Part two

You choose who you want to be.



Margaret said...

I would agree, and yet not. :) How's that? :)

I think that there are essential elements of each person that would be really hard to change, but I think that to a great extent the axiom "fake it 'til you make it" can work with personality alterations. If you want to be outgoing, fake it 'til you make it. If you want to be confident in yourself, fake it 'til you make it.

There are DEFINITELY decisions that you make about your personality, and you can eliminate certain things (procrastination is what I am working on eliminating. or will be working on eliminating tomorrow ;) ) and emphasize other things.

To me, however, a key thing is choosing to be accept and be happy with who you are.
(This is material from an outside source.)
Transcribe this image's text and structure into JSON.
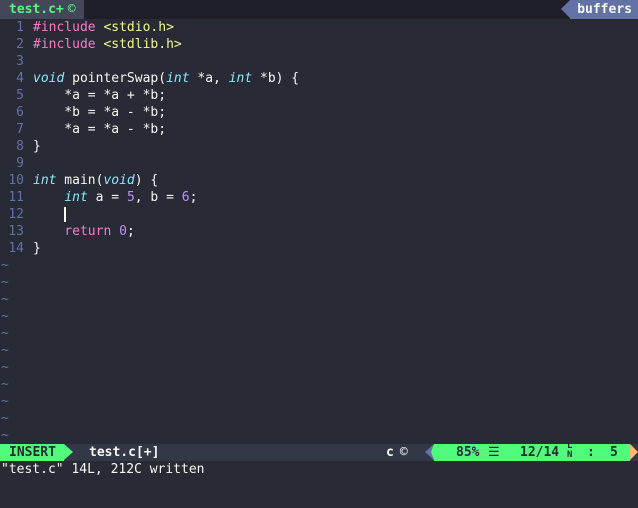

Yes, if there are things you want to change, change them, but in general, accept yourself as "a worthwhile person in the process of becoming an even better person." That element of becoming, of growth, of change, should be part of who you are.

And you and I have talked about this quite a bit, and I'll probably come up with some MUCH more eloquent way of saying this is as soon as I hit "publish," :) but there you have it. :)

Anonymous said...

Ditto to Margaret. To the table I add that with enough determination or surgery, I suppose anything is possible, but the enviornment and genetics do influence who a person becomes. Without loosing a few limb lengths, I can't become shorter. Without an accepting and kind group of people, I can't be a crazy ultimate frisbee player. Granted, these are poor cases because they're not things I want, but they're the best I could come up with off the top of my head.

Way to post. Did that come off a fortune cookie? If not, you should consider a career as a fortune cookie artisan.

NoSurfGirl said...

I think that you choose who you want to be, but you can't always choose what others think of you.

I mean, you have some level of control over that, as well. But you just can't please everyone. And some people will decide who they think you are before they have a chance to get to know you.

I think that the person who you really, truly, deep down want to be= the person that you really are inside.

Like Janelle said, though, others' reactions to you do have bearing on what you can become. The ultimate frisby thing is a good example.

Another good example is the influences you choose. If you'd like to be a writer of quality fiction, it would be better to choose Barbara Kingsolver over harlequin novels.

But that's still a choice you make, and the way others think of you doesn't necessarily change who you are inside, and so, ultimately I agree with the above statement.